● EXERCISE BRIEF: Your output should be each line from the material below that has the word "with".

● RECORDS SHOWN:
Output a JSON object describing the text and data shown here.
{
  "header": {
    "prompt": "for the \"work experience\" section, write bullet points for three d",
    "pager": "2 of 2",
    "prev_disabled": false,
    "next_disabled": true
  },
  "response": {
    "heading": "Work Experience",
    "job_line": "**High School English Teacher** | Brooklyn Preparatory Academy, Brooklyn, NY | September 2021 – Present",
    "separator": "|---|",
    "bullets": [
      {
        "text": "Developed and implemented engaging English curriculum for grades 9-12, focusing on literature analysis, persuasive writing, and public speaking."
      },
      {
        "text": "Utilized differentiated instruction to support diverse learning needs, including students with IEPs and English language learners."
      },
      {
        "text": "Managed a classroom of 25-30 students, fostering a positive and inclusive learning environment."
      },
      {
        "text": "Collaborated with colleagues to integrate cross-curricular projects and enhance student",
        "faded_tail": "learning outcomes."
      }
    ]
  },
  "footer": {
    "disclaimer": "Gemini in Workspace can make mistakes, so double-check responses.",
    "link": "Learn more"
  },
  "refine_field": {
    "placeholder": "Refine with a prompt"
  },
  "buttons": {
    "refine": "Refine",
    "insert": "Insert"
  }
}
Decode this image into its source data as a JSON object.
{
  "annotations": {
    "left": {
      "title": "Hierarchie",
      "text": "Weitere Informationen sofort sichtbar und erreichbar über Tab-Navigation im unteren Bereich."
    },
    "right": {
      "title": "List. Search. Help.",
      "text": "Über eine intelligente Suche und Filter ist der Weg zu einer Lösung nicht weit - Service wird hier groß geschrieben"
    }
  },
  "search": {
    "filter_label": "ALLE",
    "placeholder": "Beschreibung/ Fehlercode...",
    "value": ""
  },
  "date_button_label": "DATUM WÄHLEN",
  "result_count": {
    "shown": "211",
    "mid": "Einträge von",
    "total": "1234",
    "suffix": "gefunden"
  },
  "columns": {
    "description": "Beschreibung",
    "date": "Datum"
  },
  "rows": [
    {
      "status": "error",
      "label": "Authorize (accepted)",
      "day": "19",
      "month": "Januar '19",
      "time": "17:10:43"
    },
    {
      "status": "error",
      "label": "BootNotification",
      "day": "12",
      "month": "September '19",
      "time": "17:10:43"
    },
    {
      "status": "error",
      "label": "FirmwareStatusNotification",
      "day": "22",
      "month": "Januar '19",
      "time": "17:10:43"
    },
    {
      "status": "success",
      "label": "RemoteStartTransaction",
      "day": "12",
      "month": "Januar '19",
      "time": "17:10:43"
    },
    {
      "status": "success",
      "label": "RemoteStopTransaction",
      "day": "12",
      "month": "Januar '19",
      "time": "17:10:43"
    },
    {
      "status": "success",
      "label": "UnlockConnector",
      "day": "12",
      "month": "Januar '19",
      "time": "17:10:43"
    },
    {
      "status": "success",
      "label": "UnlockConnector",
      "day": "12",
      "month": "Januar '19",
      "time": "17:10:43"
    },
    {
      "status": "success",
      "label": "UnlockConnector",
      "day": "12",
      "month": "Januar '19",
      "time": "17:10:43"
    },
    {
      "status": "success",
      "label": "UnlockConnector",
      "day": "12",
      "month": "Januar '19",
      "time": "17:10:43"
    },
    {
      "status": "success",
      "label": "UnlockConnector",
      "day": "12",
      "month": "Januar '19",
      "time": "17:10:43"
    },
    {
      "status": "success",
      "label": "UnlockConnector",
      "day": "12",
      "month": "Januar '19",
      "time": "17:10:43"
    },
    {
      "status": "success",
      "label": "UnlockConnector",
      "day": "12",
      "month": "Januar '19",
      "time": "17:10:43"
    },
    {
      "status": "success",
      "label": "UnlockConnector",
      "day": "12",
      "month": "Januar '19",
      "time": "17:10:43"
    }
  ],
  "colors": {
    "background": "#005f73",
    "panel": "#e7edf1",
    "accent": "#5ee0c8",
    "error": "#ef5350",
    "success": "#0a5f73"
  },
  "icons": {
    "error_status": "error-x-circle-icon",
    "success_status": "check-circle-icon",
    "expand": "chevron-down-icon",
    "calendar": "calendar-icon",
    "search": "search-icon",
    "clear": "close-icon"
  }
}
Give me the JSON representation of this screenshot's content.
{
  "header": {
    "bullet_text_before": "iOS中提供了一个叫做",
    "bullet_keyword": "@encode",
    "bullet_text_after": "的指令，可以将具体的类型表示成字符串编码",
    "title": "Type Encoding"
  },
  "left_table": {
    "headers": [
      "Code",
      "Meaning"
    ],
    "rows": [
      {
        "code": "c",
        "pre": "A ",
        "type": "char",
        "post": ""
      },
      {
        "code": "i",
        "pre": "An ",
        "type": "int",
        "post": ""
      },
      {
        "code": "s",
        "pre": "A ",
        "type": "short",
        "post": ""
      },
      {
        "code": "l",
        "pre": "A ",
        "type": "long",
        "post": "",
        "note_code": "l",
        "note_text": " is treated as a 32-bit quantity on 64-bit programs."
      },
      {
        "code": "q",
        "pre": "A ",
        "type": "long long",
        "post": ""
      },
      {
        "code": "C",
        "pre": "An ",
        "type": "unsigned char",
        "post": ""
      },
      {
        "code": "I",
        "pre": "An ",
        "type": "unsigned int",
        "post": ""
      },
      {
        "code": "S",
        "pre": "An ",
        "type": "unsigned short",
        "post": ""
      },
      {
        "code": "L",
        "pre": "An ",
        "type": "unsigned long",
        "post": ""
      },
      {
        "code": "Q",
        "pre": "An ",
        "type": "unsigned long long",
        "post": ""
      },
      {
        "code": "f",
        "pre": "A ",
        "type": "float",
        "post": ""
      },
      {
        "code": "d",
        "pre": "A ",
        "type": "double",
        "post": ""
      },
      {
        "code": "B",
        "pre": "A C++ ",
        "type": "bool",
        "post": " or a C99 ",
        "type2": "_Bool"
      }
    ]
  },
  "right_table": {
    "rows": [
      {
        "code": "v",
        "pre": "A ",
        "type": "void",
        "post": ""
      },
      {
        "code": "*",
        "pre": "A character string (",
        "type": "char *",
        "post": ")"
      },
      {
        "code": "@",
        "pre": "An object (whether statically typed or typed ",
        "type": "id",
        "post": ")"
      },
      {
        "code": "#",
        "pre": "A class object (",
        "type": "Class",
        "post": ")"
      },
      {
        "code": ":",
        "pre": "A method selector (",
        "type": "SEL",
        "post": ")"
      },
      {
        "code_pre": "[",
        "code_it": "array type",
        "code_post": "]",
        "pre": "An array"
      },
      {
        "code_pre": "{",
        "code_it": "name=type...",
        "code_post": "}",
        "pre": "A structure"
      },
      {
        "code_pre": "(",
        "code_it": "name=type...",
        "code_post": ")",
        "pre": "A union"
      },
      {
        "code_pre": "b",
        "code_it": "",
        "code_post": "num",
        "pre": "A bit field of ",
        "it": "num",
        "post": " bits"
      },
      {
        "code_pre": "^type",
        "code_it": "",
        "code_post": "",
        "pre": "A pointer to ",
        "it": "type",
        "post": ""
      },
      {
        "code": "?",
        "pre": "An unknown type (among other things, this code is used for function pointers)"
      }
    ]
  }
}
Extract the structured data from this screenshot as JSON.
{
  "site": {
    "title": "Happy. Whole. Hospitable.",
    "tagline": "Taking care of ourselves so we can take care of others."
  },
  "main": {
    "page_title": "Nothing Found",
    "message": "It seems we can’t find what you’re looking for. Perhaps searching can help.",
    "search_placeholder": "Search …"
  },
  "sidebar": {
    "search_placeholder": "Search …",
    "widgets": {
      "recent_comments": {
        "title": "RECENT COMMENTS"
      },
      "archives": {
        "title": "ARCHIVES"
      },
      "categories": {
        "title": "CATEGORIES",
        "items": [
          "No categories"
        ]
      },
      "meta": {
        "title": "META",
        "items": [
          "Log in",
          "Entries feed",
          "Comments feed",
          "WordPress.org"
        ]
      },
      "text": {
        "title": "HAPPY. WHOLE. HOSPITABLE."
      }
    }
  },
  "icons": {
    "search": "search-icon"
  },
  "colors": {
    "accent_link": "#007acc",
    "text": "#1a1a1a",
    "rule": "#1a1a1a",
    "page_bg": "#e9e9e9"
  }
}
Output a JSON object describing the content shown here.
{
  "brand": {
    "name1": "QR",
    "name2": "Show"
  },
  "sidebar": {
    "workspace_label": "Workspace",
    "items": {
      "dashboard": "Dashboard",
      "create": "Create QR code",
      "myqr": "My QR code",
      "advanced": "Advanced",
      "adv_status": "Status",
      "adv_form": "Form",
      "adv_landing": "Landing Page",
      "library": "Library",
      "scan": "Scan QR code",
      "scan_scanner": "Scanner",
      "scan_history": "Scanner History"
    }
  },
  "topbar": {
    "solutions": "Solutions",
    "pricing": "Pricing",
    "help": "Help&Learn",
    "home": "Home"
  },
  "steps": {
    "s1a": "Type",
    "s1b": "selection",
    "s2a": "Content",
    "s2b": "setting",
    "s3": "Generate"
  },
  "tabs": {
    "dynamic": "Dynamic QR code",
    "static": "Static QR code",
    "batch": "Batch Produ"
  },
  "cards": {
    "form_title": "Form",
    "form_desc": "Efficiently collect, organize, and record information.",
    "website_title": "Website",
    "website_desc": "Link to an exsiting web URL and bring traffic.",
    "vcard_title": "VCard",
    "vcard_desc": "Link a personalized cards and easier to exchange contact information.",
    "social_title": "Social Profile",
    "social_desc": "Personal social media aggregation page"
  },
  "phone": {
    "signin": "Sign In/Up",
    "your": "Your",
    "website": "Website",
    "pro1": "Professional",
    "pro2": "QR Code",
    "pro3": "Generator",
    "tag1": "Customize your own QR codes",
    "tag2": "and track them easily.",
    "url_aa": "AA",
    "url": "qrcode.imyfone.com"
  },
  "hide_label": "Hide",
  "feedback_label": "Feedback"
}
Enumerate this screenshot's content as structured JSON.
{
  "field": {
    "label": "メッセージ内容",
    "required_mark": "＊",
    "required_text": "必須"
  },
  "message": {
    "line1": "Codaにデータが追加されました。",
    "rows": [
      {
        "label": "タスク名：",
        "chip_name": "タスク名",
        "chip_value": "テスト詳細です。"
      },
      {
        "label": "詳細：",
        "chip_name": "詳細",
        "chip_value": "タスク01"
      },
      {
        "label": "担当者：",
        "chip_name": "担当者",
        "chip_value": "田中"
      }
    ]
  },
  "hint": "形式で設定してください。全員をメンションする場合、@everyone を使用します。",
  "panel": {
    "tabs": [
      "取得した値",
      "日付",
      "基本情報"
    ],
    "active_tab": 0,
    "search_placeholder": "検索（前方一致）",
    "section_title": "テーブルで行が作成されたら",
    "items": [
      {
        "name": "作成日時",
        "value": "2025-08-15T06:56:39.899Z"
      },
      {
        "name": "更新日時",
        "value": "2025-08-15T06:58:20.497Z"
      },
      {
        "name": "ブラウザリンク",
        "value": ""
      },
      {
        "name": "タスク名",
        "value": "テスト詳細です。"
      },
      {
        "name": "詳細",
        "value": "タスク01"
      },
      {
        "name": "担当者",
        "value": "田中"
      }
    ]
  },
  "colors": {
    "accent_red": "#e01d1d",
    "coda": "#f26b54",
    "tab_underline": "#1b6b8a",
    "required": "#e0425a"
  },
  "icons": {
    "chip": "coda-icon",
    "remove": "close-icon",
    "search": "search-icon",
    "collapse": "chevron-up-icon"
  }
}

● SOLUTION TO THE EXERCISE:
        "text": "Utilized differentiated instruction to support diverse learning needs, including students with IEPs and English language learners."
        "text": "Collaborated with colleagues to integrate cross-curricular projects and enhance student",
    "placeholder": "Refine with a prompt"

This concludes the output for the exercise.